After about a nine-minute, late-night standoff on the porch of the home Mims shared with his father, Charlotte-Mecklenburg police Officer Jeremy Donaldson shot and killed Mims as his father watched.

Donaldson in previous statements to police, said he opened fire after Mims, 55, turned toward him with a box-cutter in his hand and threatened his safety.

"All he did was turn towards me with the knife in his right hand," Donaldson told CMPD investigators. "So I backed up... I said 'Drop the knife or I'll f-----g kill you.' And by this time I was almost on the other side of the porch that was closed off. So there was nowhere to go. I fired two rounds. He continued to come towards me. I fired one more round."

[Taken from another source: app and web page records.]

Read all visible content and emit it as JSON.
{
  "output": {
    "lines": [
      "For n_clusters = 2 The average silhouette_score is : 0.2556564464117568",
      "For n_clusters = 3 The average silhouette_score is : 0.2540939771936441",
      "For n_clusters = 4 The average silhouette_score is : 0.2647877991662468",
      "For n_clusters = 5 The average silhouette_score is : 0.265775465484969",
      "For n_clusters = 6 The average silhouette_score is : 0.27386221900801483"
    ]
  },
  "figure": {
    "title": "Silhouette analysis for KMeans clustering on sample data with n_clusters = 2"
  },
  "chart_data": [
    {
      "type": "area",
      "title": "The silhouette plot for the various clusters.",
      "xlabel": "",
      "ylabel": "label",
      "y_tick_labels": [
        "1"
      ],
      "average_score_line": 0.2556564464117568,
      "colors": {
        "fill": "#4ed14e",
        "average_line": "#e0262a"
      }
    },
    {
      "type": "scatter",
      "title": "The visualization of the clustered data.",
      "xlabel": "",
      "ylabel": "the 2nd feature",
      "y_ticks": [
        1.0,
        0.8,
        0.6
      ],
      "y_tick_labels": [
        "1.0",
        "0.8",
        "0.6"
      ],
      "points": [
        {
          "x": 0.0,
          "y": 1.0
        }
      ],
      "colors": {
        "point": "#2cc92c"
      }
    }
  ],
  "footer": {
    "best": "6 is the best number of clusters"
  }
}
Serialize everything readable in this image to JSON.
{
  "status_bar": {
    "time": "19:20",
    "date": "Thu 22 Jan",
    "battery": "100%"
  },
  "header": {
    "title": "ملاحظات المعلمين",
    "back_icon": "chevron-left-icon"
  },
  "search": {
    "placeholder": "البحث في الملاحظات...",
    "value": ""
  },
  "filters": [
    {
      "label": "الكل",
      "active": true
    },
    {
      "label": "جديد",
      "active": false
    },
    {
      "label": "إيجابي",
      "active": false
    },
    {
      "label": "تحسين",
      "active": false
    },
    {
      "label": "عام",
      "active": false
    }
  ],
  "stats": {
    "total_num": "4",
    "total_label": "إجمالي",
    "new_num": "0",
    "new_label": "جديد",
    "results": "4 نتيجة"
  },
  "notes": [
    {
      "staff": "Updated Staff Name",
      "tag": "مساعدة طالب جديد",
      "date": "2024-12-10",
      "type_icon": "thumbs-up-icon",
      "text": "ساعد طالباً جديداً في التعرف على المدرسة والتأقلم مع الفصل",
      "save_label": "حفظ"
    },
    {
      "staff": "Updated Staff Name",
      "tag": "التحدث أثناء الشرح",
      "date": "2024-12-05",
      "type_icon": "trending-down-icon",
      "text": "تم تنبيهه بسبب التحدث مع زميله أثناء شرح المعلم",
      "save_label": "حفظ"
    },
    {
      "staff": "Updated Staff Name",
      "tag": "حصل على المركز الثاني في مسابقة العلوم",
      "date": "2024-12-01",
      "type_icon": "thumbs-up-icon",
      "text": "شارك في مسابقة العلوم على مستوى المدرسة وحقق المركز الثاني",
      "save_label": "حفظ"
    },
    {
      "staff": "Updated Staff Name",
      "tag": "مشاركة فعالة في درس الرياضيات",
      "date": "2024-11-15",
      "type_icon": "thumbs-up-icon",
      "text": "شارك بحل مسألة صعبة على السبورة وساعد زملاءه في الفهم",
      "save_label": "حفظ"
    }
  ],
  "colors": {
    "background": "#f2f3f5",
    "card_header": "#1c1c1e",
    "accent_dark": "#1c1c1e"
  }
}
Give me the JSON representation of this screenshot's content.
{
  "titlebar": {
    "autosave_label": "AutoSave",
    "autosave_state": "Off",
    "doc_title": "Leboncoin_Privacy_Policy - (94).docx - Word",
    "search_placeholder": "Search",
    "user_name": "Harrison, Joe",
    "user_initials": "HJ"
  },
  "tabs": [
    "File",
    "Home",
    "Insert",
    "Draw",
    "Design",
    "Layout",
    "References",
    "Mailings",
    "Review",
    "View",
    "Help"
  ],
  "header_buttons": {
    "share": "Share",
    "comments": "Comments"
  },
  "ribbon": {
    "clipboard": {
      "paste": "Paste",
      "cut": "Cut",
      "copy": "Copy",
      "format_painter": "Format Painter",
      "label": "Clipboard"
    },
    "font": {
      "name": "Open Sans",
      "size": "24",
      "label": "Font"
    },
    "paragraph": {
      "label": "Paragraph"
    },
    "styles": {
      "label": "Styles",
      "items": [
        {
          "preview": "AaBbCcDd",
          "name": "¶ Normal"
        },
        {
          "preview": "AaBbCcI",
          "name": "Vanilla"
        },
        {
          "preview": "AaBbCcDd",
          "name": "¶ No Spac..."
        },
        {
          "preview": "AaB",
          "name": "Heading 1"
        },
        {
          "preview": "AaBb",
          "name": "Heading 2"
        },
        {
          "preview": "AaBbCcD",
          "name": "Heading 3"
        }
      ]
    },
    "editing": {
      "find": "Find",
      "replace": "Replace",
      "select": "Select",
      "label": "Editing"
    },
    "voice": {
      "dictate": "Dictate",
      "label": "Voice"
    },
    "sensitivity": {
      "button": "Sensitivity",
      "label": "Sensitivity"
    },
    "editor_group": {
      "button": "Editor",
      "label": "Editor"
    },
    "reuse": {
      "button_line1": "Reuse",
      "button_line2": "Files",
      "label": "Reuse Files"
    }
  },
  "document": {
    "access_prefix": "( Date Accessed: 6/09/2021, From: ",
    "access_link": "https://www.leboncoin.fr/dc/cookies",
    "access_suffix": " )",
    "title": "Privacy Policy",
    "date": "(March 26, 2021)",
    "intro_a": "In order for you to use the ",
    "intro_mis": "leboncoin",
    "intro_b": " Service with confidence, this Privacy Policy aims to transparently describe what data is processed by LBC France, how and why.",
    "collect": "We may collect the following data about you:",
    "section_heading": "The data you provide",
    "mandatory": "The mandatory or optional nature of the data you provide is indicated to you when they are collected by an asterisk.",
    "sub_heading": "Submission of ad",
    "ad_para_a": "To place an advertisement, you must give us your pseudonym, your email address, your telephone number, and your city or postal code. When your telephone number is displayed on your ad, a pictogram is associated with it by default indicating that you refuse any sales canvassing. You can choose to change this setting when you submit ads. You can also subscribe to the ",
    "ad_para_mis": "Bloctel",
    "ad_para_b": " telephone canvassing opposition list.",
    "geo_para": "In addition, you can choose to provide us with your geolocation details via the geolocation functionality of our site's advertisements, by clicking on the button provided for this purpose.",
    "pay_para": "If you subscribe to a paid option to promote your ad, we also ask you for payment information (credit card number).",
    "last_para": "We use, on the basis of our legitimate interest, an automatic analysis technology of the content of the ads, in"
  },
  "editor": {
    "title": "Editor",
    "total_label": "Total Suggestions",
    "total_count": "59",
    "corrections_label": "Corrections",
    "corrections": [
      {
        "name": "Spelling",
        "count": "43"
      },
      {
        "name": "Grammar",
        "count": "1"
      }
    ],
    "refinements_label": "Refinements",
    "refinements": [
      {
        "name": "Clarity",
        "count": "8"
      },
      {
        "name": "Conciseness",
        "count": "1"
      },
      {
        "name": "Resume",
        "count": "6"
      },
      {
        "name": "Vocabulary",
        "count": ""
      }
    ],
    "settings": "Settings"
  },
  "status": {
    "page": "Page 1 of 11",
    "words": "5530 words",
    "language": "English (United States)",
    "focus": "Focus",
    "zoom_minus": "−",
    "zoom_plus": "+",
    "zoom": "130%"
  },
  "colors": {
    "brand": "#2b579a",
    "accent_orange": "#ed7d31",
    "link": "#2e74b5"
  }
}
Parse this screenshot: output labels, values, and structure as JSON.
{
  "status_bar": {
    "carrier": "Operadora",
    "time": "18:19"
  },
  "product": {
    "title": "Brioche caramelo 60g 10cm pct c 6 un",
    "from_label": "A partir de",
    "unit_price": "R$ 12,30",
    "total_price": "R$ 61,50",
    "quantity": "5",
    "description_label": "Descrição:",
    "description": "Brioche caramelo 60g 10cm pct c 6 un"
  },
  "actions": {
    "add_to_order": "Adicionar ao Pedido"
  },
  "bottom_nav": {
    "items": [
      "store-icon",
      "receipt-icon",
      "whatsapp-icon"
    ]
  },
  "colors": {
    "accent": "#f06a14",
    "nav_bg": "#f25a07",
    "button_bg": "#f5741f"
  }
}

Both Donaldson and fellow officer Michael Whitlock were cleared of any wrongdoing by CMPD and the Mecklenburg County District Attorney's Office.

Mims' family filed a wrong-death lawsuit against Donaldson, CMPD and the City of Charlotte, saying the officer broke from his training and worsened the situation.

Mims' sister lives in Raleigh.

In his opening statement to the jury hearing the lawsuit, Largess said Mims was trapped on the front porch by the approaching officers and was turning away from Donaldson when he fired his weapon.

He said Donaldson rushed to handcuff Mims though Whitlock's effort to taser Mims had failed. He then allowed himself to be backed into a corner in violation of his training in dealing with a mentally ill person.

So panicked was the young officer during the confrontation that three years would pass before Donaldson realized he had shot Mims in the back, Largess said.

Mims suffered from lifelong depression and anxiety disorder but had maintained a mostly stable life. He had a degree from UNC Chapel Hill and held the same job for 25 years.

But on the night of Jan. 6, 2013, Mims became uncharacteristically angry as he watched Washington, his favorite team, blow a 14-0 lead and lose to Seattle in the NFL playoffs. He threw a pizza box, slammed a door and cursed his father — something that he'd never done before, the father said in a deposition.

Mims Jr., 87, who taught orchestra classes at Myers Park High School for 34 years, left the house hoping his son would cool off. While driving around, he saw an unidentified police officer and asked them for help. The officer told Mims Jr. he would call someone who would meet him at his home.

Court documents show the standoff with officers was brief. Here's what happened, according to police reports and deposition testimony.

Police arrived around 11 p.m. to the house on Cooper Drive near South Boulevard. Mims Jr. asked them to help him get some clothes so he could leave the house for the evening and give his son room to calm down.

After talking briefly to the father, Officer Donaldson walked to the small porch, where Mims was sitting with his back against the house. Donaldson told him to drop the box-cutter, which he was holding against his neck.

A second officer, Whitlock, called a sergeant from the scene to tell him he planned to use a Taser to subdue Mims. The sergeant responded to Whitlock: "Do what you gotta do," according to a police report.

Whitlock fired the Taser as Donaldson moved toward Mims, ready to handcuff him after the Taser hit. But one barb hit Mims in the right elbow and the other struck the house, rendering the Taser shot ineffective, according to depositions.

Mims howled in pain and raised his right arm.

Donaldson shot Mims three times. He told investigators he feared his life was in danger.

"I mean he would have at least tried to stab me with his knife or cut me in, in the face area," he said. "Cause if he would have hit me in my artery in my neck.... or you know underneath my arm.. I could have bled out in a manner of minutes."

Police departments across the nation, including CMPD, train officers who face potentially dangerous encounters with mentally disabled people to, when possible, keep a safe distance, speak slowly and calmly and buy time to gain the person's cooperation without the use of force. Some law enforcement experts recommend officers avoid over-reliance on weapons, including Tasers.